2021, Journal of Mechanical Design
Prototyping plays a pivotal role in the engineering design process. Prototypes represent physical or digital manifestations of design ideas, and as such act as effective communication tools for designers. While the benefits of prototyping are well-documented in research, the fundamental ways in which the construction of a prototype affects designers’ reflection on and evaluation of their design outcomes and processes are not well understood. The relationships between prototypes, designers’ communication strategies, and recollection of design processes is of particular interest in this work, as preliminary research suggests that novice designers tend to struggle to clearly articulate the decisions made during the design process. This work serves to extend prior work and build foundational knowledge by exploring the evaluation of design outcomes and decisions, and communication strategies employed by novice designers during prototyping tasks. A controlled in situ study was conducted with 45 undergraduate engineering students.
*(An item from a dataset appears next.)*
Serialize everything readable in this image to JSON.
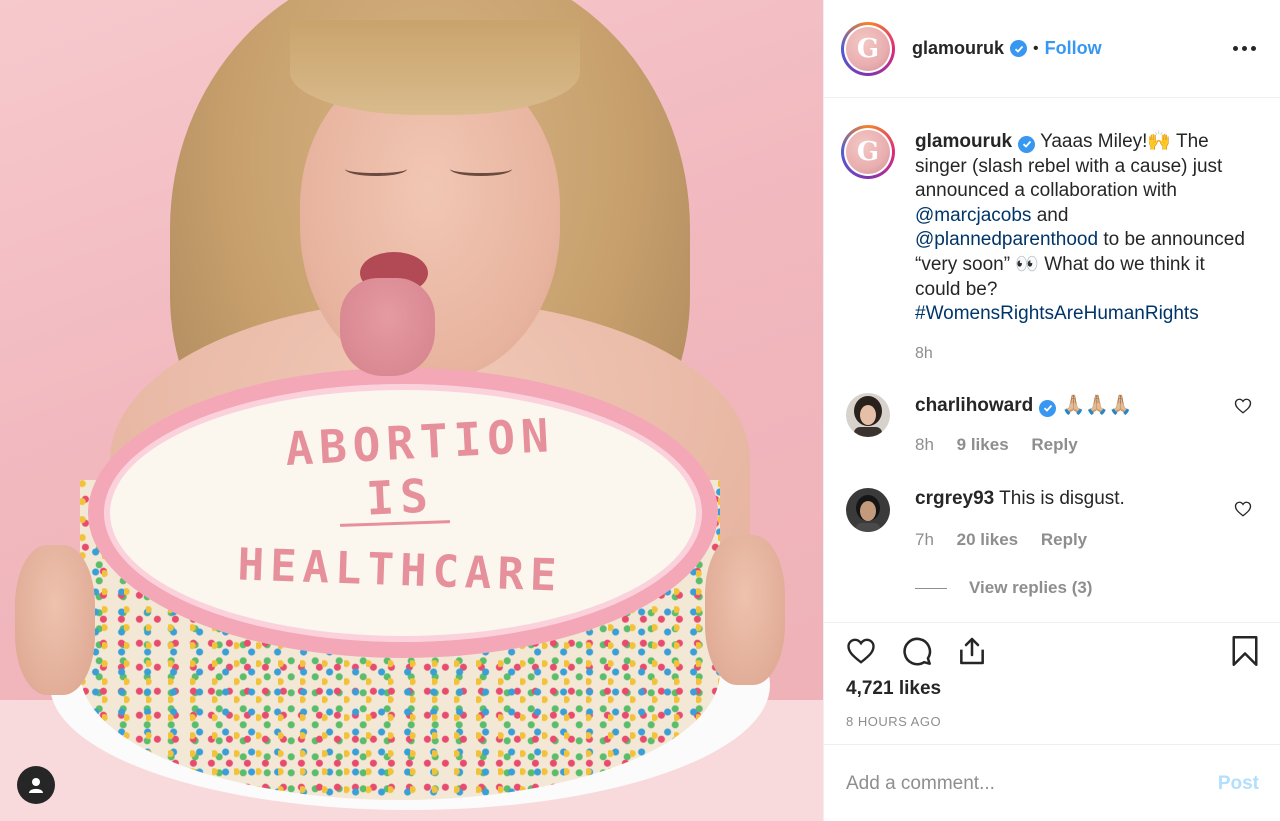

Results from qualitative analyses suggest that a number of rhetorical patterns emerged in students’ communications, suggesting that a complicated relationship exists between prototyping and communication.